§ **WHAT IS NEEDED**
All lines from the one containing "What's the underlying" through the end of the data below are to be repeated exactly, with pictures left out.

§ **DATA PROVIDED**
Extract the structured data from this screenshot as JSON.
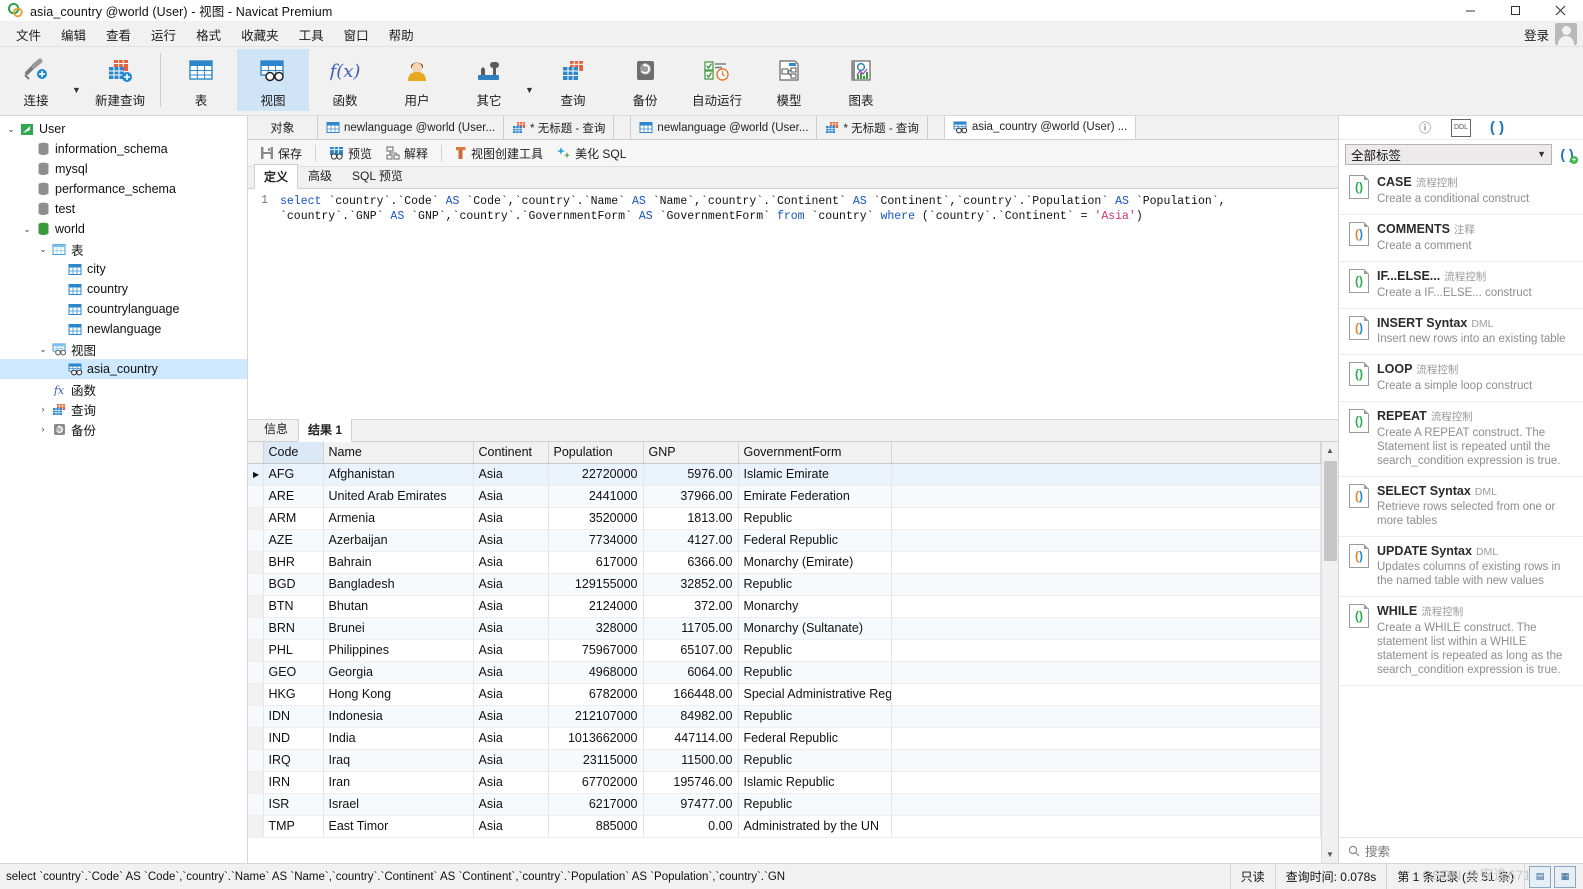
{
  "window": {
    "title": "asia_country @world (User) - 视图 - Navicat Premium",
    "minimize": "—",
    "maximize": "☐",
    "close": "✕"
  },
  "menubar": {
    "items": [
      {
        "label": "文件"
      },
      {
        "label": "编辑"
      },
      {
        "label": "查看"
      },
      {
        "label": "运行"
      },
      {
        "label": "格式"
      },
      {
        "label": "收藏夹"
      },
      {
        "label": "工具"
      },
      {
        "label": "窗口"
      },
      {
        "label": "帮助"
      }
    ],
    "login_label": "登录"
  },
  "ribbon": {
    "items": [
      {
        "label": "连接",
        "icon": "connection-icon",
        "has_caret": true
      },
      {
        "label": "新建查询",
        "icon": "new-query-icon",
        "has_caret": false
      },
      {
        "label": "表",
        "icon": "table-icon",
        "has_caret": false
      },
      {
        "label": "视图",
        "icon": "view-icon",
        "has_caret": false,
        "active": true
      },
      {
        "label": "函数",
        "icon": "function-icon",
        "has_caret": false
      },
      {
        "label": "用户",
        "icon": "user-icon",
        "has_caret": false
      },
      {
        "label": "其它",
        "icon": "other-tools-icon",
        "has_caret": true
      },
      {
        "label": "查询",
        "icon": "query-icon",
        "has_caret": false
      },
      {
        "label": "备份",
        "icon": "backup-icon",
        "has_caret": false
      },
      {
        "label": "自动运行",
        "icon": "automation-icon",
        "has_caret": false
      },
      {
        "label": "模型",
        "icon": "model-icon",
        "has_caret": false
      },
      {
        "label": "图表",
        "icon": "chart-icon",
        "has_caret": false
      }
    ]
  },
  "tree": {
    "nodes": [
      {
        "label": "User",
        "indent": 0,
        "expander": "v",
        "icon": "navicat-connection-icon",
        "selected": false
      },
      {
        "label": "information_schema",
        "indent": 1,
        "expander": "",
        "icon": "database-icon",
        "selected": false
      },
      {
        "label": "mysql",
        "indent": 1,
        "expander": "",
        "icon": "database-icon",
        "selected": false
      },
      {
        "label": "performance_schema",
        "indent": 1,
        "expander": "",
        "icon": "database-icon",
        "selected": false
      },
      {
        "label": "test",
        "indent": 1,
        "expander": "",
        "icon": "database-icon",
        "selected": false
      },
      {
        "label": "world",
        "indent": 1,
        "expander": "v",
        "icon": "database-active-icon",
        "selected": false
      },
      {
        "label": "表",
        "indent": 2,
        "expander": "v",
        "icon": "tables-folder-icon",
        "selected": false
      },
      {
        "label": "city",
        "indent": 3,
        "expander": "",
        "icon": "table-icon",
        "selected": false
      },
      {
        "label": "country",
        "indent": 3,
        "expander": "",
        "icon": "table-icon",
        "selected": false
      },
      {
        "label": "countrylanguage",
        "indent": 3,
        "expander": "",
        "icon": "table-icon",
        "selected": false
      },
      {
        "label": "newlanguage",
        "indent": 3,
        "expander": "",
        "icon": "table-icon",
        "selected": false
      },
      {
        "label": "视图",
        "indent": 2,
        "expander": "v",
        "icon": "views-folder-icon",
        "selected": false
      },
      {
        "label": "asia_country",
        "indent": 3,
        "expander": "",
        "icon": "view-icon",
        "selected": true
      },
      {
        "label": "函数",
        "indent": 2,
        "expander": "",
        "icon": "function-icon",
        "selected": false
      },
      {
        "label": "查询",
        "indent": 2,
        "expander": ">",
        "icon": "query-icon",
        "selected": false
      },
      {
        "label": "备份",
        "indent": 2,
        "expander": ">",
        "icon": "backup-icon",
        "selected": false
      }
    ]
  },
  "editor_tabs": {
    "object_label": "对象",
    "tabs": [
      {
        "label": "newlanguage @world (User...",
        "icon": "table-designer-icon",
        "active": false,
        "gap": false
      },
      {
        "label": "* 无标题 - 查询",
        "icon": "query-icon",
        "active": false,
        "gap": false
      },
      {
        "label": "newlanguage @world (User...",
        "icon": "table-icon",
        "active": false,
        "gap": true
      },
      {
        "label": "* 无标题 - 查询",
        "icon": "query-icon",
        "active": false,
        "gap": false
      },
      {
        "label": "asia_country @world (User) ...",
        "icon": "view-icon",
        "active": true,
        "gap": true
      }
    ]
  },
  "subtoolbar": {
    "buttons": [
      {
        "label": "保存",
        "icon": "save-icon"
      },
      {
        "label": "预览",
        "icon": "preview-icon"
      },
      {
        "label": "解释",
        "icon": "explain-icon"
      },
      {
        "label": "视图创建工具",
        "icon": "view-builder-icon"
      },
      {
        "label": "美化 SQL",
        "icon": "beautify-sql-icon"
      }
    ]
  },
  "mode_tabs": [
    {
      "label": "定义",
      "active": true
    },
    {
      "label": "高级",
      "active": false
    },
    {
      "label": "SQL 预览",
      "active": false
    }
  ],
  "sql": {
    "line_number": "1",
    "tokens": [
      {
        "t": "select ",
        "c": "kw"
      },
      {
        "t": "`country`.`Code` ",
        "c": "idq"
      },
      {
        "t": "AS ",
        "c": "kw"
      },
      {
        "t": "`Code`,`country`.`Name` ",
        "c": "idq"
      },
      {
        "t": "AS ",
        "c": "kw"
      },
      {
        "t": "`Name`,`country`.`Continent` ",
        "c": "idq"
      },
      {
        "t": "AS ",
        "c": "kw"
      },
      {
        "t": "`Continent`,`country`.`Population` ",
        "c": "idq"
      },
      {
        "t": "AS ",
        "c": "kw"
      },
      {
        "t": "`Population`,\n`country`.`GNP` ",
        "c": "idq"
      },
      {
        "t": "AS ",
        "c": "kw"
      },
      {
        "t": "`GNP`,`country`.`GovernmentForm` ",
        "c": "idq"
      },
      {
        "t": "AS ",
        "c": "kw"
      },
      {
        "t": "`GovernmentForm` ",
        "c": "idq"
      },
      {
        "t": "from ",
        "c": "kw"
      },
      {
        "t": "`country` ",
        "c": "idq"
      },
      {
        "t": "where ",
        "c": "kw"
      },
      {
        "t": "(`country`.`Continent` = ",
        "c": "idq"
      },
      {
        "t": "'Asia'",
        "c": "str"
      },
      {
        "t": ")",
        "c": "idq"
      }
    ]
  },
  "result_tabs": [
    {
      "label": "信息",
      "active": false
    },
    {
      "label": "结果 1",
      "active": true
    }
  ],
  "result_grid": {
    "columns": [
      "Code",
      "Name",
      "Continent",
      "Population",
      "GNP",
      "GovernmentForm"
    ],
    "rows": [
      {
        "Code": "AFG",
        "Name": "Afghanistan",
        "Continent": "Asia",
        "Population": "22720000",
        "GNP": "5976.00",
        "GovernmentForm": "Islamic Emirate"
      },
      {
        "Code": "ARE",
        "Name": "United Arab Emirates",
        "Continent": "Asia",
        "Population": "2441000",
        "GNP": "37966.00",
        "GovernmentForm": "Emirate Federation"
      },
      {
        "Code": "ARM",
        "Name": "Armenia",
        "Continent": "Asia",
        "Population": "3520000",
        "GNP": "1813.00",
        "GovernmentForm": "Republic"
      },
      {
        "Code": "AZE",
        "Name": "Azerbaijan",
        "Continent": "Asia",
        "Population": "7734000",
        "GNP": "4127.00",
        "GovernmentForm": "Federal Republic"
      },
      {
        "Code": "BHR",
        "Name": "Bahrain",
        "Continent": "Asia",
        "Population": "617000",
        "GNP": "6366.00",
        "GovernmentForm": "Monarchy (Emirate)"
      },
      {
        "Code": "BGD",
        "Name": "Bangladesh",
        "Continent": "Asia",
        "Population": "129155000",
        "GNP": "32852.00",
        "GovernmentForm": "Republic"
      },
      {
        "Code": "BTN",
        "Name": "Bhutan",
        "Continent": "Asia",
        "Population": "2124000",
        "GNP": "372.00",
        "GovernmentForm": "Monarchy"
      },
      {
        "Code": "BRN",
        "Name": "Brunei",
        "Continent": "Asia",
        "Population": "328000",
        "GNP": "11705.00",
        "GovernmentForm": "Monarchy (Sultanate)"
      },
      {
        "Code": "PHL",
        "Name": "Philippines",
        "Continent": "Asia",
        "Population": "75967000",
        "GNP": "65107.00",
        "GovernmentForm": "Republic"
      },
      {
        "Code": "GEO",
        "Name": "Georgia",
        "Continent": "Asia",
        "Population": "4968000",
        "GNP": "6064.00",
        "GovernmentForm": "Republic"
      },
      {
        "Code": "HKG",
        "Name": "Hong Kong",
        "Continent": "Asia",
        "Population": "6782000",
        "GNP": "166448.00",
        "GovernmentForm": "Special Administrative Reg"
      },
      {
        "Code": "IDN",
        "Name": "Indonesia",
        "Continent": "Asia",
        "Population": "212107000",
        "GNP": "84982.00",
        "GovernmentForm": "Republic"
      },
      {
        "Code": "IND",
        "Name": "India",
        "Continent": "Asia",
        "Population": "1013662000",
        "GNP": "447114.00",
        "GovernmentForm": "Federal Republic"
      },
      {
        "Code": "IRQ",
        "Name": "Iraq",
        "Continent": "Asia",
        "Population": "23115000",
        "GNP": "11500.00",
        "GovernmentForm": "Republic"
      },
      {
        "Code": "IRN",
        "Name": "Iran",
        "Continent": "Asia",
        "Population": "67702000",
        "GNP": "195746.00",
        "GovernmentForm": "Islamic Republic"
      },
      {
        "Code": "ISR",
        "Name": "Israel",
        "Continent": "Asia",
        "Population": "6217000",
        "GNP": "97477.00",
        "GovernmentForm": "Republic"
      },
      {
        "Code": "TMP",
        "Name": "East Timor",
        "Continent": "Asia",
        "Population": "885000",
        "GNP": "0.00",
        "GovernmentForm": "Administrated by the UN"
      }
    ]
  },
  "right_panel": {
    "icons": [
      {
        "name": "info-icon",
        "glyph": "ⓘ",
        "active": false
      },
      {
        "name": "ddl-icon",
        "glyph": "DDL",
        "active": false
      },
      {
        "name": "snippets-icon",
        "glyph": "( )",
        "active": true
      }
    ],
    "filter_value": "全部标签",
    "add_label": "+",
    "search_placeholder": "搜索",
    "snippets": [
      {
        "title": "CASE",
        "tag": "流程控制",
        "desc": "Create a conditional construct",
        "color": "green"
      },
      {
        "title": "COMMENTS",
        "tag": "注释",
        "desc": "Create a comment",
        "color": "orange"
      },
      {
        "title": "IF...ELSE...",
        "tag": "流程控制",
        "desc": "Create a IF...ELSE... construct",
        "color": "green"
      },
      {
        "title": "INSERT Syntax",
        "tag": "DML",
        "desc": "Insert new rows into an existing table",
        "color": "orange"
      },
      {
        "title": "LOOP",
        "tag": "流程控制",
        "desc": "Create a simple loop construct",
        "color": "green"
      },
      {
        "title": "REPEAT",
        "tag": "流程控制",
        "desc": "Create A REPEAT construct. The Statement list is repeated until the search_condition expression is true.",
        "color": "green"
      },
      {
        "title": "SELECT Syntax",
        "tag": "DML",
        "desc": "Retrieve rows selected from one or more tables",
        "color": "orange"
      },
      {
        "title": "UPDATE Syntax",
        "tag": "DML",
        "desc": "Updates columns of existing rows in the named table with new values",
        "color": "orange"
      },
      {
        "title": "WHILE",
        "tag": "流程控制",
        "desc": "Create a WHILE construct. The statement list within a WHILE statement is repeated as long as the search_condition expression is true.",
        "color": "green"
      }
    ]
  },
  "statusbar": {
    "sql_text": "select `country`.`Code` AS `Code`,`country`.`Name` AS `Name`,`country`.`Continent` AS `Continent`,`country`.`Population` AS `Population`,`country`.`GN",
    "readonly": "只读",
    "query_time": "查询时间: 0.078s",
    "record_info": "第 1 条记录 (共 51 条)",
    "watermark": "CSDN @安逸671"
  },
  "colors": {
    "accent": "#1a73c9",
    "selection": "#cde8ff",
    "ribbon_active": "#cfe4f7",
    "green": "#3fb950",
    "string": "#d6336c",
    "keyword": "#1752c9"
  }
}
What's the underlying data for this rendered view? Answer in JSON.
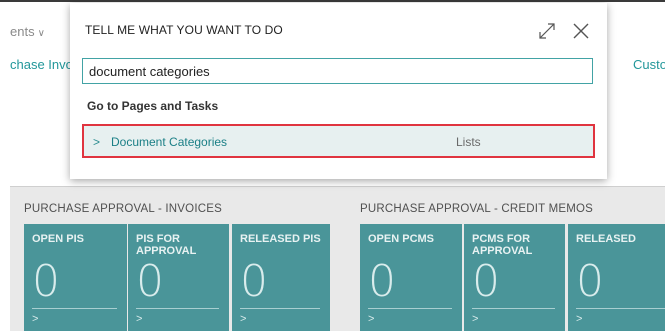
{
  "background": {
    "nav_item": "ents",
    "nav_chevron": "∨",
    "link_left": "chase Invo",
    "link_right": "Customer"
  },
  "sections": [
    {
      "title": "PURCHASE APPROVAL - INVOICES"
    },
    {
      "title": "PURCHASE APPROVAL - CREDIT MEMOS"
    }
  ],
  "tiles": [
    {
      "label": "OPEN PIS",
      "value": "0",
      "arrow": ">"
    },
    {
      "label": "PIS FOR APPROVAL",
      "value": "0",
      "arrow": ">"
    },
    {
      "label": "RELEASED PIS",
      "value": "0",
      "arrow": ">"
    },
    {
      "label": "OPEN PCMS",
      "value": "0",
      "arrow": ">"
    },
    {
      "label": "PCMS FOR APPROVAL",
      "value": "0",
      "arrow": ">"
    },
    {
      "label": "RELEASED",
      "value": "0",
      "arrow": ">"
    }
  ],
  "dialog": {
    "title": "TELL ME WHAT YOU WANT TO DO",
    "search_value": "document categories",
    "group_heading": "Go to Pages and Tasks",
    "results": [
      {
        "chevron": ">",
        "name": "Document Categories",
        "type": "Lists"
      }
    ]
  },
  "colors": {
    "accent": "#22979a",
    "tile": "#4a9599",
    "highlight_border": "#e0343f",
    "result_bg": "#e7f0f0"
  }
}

§ **ANSWER FOR THIS EXERCISE**
What's the underlying data for this rendered view? Answer in JSON.
{
  "background": {
    "nav_item": "ents",
    "nav_chevron": "∨",
    "link_left": "chase Invo",
    "link_right": "Customer"
  },
  "sections": [
    {
      "title": "PURCHASE APPROVAL - INVOICES"
    },
    {
      "title": "PURCHASE APPROVAL - CREDIT MEMOS"
    }
  ],
  "tiles": [
    {
      "label": "OPEN PIS",
      "value": "0",
      "arrow": ">"
    },
    {
      "label": "PIS FOR APPROVAL",
      "value": "0",
      "arrow": ">"
    },
    {
      "label": "RELEASED PIS",
      "value": "0",
      "arrow": ">"
    },
    {
      "label": "OPEN PCMS",
      "value": "0",
      "arrow": ">"
    },
    {
      "label": "PCMS FOR APPROVAL",
      "value": "0",
      "arrow": ">"
    },
    {
      "label": "RELEASED",
      "value": "0",
      "arrow": ">"
    }
  ],
  "dialog": {
    "title": "TELL ME WHAT YOU WANT TO DO",
    "search_value": "document categories",
    "group_heading": "Go to Pages and Tasks",
    "results": [
      {
        "chevron": ">",
        "name": "Document Categories",
        "type": "Lists"
      }
    ]
  },
  "colors": {
    "accent": "#22979a",
    "tile": "#4a9599",
    "highlight_border": "#e0343f",
    "result_bg": "#e7f0f0"
  }
}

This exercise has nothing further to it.